Rat God # 1 – Richard Corben (Dark Horse)
As an honest-to-goodness colossus on the field of comics , Corben’s work is always worth a look- from Moebius to Miller to HR Giger – many have sung his praises and rightly so- In the field of fantasy art, he drew men and women like porn stars long before porn stars looked like that and was one of the few notable figures to rise from the ‘70’s underground scene to full-on mainstream maestro and Eisner honoured uber-award winner. His heady drawing style, influenced by everything from his fine arts background to the literary works of HP Lovecraft and Robert E Howard has seen accusations of pornography levelled at him, and anyone willing to openly flout the comics code, sadly prevalent during his pre-Watchmen rise to prominence and still flourish, has surely earned the titles “maestro” and “genuine giant” attributed to him m=by Geiger and Alan Moore respectively- both themselves. of course, worthy of the plaudits they have handed out

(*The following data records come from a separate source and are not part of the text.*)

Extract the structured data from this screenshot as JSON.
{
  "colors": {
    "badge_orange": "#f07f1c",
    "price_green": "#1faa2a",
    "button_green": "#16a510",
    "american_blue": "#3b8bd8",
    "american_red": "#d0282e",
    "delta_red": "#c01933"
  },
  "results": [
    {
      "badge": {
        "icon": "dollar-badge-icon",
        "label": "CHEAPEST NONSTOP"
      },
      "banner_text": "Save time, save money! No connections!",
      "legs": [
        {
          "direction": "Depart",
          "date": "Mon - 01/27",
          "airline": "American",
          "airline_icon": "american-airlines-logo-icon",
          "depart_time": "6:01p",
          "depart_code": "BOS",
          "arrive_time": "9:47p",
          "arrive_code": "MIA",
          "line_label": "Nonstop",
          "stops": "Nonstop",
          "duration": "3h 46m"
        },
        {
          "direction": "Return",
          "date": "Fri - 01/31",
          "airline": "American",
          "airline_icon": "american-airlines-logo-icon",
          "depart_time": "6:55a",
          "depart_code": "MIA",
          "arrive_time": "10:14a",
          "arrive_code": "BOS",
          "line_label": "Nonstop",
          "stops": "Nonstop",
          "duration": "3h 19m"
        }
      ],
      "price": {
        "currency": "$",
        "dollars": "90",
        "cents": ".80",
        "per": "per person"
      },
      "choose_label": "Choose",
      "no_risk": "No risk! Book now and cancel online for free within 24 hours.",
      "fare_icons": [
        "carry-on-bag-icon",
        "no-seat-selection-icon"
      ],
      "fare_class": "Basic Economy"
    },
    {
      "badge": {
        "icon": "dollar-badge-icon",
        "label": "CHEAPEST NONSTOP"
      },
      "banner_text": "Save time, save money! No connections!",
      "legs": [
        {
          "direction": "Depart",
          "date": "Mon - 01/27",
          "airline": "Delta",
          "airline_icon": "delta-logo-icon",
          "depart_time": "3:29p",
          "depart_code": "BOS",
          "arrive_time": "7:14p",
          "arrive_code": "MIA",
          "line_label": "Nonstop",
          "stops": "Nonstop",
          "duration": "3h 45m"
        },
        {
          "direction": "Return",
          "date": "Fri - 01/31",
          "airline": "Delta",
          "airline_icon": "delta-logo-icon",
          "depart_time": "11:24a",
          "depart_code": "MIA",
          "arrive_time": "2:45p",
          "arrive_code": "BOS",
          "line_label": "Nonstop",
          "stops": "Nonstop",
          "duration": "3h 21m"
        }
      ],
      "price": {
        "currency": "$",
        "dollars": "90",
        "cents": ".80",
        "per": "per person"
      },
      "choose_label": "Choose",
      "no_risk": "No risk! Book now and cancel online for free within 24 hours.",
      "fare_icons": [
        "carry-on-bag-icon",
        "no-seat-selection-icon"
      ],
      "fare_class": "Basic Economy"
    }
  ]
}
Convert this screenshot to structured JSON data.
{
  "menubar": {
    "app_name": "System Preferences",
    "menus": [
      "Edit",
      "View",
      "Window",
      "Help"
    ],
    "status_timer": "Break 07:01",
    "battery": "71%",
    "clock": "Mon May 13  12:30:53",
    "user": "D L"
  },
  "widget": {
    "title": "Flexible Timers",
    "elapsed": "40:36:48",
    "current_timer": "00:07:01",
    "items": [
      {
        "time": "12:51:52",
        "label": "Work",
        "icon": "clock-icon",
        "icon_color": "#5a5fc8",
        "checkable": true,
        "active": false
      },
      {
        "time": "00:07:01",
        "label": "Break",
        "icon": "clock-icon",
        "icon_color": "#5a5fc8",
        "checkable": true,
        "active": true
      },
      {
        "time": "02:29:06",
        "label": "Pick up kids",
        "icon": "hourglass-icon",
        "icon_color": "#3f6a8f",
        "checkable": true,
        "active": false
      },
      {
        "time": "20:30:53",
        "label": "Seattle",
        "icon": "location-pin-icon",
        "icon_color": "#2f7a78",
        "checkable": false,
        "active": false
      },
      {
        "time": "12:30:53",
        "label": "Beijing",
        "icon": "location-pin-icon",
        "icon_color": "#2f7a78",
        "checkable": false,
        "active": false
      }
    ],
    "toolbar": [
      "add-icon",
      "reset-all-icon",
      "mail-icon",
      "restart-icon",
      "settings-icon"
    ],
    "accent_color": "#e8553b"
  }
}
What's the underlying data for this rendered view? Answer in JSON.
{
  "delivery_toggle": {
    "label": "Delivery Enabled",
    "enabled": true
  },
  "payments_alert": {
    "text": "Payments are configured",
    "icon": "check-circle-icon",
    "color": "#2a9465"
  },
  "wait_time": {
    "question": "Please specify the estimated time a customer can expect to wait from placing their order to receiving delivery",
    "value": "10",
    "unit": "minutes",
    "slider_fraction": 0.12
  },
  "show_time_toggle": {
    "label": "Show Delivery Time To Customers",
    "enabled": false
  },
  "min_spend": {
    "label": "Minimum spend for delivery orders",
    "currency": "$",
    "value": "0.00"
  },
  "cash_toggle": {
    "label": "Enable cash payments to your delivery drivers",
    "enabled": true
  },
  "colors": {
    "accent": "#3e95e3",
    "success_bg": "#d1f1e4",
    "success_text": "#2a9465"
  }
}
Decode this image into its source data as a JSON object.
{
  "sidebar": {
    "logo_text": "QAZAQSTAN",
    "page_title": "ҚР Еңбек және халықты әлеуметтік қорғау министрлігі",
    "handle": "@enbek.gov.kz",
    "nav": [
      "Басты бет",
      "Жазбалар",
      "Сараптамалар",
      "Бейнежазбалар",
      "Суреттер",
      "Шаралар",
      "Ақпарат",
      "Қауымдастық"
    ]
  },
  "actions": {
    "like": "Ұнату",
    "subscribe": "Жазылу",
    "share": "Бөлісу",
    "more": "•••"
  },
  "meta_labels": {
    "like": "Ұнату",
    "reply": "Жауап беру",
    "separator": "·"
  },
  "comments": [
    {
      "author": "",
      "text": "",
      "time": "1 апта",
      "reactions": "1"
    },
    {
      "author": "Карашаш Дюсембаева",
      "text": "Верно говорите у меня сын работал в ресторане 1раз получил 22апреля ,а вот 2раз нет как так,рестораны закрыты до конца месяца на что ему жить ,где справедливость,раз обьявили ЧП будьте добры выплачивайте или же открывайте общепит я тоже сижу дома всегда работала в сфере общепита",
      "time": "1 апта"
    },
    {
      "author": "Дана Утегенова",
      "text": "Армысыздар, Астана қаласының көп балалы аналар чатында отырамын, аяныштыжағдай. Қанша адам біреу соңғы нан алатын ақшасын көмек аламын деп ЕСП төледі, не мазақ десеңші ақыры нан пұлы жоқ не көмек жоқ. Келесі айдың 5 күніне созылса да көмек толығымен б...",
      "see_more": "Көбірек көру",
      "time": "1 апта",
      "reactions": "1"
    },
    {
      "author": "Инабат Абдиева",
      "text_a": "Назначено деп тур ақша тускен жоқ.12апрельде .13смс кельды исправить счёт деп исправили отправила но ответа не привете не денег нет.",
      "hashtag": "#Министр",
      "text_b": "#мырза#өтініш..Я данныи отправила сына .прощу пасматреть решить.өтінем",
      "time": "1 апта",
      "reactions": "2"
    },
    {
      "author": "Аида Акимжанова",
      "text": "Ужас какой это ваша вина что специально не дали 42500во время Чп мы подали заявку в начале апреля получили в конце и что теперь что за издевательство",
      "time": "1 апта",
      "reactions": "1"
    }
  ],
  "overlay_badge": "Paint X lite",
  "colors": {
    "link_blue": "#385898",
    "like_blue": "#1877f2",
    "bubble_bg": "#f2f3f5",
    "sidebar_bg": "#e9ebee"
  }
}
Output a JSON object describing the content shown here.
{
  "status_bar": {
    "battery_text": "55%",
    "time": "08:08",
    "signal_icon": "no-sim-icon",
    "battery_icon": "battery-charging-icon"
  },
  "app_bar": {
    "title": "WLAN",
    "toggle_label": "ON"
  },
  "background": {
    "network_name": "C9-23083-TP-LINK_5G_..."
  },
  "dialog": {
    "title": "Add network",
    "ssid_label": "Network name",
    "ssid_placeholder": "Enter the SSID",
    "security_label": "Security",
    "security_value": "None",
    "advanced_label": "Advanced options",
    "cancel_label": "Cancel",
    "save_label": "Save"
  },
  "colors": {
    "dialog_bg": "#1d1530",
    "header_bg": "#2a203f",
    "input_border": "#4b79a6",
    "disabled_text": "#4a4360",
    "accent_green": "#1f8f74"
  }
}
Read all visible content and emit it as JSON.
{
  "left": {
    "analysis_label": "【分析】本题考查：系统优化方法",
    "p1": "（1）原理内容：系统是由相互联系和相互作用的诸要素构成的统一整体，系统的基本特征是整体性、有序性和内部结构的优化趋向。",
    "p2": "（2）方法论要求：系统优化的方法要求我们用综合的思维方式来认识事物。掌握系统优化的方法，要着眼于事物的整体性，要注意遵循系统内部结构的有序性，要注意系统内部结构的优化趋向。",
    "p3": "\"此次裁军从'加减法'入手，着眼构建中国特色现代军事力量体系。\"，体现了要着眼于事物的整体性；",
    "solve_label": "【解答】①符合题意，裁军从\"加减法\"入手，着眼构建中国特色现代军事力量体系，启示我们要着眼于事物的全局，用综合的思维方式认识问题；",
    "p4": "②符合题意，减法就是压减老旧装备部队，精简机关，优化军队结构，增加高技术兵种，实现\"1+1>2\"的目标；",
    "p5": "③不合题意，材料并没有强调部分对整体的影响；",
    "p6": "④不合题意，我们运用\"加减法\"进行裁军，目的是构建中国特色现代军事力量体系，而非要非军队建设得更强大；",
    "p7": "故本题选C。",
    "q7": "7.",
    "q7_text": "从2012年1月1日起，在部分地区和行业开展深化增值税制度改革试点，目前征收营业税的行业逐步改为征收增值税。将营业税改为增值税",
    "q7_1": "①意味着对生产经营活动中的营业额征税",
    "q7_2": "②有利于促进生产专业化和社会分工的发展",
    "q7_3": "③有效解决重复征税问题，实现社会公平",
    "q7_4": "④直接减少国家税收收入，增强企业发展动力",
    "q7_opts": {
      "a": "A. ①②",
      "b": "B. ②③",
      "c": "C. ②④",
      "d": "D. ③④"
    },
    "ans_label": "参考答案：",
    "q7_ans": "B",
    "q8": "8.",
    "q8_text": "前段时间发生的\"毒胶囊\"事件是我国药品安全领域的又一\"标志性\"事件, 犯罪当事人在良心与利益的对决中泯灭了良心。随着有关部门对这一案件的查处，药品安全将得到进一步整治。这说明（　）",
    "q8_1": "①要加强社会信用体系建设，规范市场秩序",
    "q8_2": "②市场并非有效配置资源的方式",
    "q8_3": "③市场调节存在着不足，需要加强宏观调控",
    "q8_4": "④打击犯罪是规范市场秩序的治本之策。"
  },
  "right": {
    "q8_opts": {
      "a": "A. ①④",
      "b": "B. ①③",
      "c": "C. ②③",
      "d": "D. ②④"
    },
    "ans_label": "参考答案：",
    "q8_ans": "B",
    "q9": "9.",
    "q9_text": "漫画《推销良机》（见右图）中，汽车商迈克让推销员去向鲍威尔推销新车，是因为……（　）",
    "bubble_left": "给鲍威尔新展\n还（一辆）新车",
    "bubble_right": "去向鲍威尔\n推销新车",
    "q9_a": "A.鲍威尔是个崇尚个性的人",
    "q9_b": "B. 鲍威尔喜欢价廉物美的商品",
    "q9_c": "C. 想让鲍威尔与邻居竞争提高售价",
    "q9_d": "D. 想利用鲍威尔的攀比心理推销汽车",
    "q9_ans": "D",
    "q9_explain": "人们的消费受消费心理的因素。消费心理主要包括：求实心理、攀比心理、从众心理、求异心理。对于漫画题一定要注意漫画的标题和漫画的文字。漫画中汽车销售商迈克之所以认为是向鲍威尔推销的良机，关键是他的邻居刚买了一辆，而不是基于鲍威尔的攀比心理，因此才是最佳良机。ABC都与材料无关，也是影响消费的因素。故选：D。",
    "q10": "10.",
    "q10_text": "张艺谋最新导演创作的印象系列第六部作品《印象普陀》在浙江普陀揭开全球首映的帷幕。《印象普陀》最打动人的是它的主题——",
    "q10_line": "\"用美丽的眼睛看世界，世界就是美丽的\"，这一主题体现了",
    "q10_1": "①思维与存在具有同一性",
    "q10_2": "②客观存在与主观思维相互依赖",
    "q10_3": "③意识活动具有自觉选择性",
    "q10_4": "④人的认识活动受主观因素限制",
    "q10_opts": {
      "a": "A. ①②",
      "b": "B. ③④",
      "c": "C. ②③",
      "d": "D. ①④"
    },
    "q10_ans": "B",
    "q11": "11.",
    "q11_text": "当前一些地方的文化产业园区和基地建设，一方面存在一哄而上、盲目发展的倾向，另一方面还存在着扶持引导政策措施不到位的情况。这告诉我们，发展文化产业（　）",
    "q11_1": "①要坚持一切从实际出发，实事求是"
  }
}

The opening pages of ‘Rat God’ build a sense of impending dread and panic – originally meaning a sense of terror felt in the woods or forests- skilfully, and it’s a whole eight pages before a tit pops out, demonstrating Corben’s restraint in his older age. He almost managed to not be gratuitous. Almost.
The tale tells of two Native American or prehistoric Hyperborean types- it’s not too clear- fleeing their sinsiter tribal enemies when the female of the pair- Kito- is suddenly, inexplicably transported to 1930’s America. There she is briefly glimpsed by an intrigued Clark Elwood- It seems their fates will be somehow linked. Clark is an unreformed old school racist with few redeeming features. I’m not sure whether his resemblance to a beefcake HP Lovecraft was intentional or not, and I’m sure as shit not getting into that tired old “typical of the time” chestnut. Clark is seeking out a mysterious girl he met in Miskatonic University. It seems predestined that what he will find is very far from what he hoped for.
The setting in Lovecraft country is intriguing, as are the liberal sprinkling of Fortean phenomena in the tale, but little is established in the first issue, save a lot of questions. The story is intriguing enough to warrant me reading the second issue though, so it serves its purpose well enough. Corben’s artwork is of course the real star here, though, like an old friend returning after years away, with a warm welcome and hearty embrace. And of course, the old friend has massive tits and a loin cloth. There’s only one Richard Corben. Good for him. Don Doomcock